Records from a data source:
◆ ◆ ◆ ◆ ◆

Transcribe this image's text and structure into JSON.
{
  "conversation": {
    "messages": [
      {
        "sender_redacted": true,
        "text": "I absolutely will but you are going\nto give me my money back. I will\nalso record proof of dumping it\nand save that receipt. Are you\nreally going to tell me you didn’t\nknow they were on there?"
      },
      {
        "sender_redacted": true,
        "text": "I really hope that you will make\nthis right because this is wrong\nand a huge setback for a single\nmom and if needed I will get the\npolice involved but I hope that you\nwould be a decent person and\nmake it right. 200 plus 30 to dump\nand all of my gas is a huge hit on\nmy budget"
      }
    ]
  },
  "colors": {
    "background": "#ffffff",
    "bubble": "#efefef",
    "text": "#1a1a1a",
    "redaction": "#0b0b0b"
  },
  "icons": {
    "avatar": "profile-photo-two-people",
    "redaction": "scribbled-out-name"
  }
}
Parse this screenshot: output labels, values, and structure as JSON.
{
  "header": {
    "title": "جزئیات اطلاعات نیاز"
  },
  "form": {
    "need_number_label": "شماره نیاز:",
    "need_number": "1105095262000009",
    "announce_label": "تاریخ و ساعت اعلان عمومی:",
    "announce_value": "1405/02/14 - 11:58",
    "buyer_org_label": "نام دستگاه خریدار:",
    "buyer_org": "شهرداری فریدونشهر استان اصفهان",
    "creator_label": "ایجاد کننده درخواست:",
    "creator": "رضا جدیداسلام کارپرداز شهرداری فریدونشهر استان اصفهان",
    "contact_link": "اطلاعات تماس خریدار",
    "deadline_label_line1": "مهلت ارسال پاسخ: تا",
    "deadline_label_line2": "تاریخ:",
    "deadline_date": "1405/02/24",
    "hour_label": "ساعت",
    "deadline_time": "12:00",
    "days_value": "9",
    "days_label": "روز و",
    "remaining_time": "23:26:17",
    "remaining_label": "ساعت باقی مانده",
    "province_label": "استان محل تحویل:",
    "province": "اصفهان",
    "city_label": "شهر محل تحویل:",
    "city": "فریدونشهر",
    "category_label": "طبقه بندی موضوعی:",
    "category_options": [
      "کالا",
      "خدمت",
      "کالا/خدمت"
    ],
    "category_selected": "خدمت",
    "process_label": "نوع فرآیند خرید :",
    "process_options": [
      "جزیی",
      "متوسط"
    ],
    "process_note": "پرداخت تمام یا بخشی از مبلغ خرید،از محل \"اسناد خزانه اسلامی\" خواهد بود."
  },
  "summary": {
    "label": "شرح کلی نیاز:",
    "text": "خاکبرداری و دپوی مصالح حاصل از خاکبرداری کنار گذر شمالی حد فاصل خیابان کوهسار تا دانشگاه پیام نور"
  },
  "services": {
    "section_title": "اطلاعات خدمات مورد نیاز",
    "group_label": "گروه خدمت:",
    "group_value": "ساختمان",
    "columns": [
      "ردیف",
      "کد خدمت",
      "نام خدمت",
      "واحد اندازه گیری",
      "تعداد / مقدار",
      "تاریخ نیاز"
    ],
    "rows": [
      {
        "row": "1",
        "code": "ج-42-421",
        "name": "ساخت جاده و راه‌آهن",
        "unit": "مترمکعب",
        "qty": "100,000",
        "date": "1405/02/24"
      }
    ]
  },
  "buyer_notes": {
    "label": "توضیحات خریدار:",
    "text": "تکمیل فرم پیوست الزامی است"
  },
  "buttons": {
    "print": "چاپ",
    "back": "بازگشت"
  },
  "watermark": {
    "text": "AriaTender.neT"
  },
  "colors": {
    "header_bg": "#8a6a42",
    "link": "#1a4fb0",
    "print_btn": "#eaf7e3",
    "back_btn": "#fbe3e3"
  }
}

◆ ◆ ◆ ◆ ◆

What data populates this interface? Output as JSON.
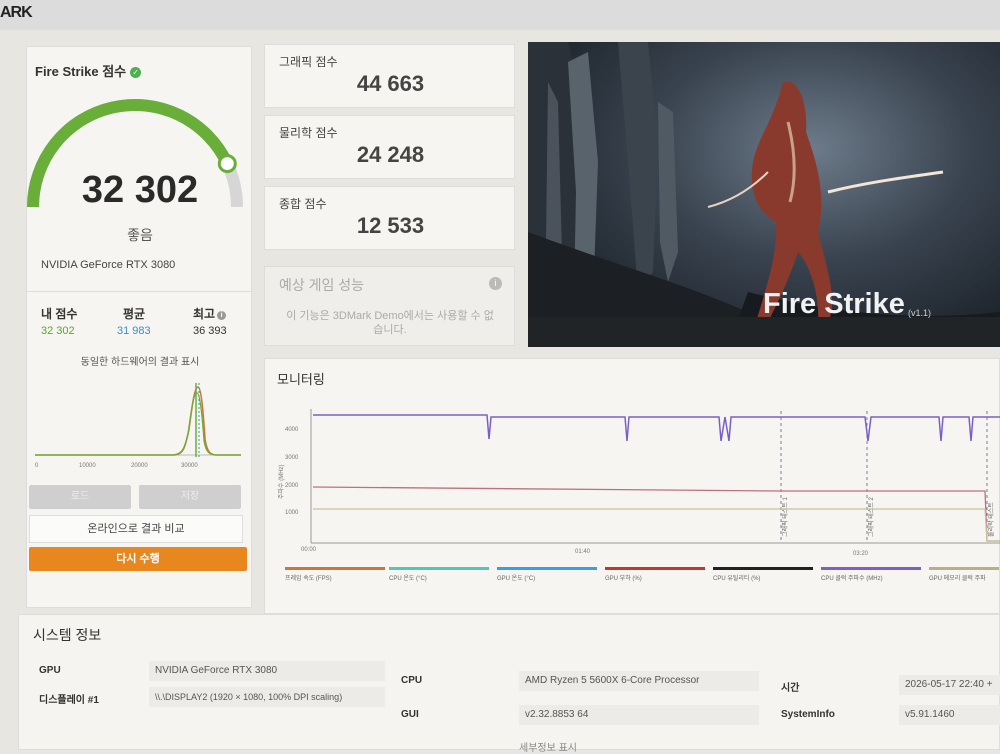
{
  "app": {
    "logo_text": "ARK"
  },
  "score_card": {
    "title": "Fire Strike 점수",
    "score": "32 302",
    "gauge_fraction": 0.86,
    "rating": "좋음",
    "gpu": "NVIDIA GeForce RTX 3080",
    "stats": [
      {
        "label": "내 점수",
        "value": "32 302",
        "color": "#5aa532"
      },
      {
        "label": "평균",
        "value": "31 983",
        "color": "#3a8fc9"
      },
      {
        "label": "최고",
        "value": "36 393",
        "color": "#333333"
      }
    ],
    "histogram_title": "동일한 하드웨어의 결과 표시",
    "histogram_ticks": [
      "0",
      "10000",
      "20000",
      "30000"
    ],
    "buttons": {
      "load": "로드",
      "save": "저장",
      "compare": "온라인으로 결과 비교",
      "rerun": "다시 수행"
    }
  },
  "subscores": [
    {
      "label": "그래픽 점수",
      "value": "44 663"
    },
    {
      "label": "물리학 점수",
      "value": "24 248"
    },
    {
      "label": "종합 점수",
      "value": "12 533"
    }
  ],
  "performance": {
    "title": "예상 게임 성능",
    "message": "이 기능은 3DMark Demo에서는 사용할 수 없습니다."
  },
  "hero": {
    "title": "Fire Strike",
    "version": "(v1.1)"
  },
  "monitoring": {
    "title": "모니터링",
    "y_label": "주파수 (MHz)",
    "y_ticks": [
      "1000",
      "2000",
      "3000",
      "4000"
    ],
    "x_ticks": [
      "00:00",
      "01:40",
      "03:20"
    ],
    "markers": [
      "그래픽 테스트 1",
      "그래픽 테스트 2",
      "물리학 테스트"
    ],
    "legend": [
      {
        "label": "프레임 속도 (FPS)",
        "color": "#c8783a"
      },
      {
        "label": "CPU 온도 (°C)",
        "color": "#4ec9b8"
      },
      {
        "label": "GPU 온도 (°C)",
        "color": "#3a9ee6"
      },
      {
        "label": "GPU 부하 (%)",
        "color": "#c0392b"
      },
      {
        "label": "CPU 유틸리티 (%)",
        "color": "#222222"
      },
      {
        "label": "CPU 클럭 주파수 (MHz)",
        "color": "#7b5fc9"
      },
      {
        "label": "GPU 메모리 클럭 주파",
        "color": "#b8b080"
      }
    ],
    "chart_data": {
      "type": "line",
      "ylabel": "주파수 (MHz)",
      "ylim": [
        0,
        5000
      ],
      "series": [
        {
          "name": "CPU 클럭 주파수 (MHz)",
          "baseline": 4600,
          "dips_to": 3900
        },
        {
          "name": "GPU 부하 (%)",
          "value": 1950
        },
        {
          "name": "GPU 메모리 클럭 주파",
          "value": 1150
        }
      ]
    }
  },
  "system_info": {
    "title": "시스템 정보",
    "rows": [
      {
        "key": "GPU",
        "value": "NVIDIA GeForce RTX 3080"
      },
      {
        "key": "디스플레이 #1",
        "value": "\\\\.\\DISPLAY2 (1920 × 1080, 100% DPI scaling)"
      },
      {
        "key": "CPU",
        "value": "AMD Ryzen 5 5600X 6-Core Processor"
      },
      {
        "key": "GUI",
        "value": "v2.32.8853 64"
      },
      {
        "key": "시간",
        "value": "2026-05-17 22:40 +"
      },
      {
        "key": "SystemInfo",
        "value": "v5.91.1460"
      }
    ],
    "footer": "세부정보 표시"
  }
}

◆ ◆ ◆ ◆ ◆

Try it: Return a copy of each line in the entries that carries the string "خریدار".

Task result:
    "buyer_org_label": "نام دستگاه خریدار:",
    "contact_link": "اطلاعات تماس خریدار",
    "label": "توضیحات خریدار:",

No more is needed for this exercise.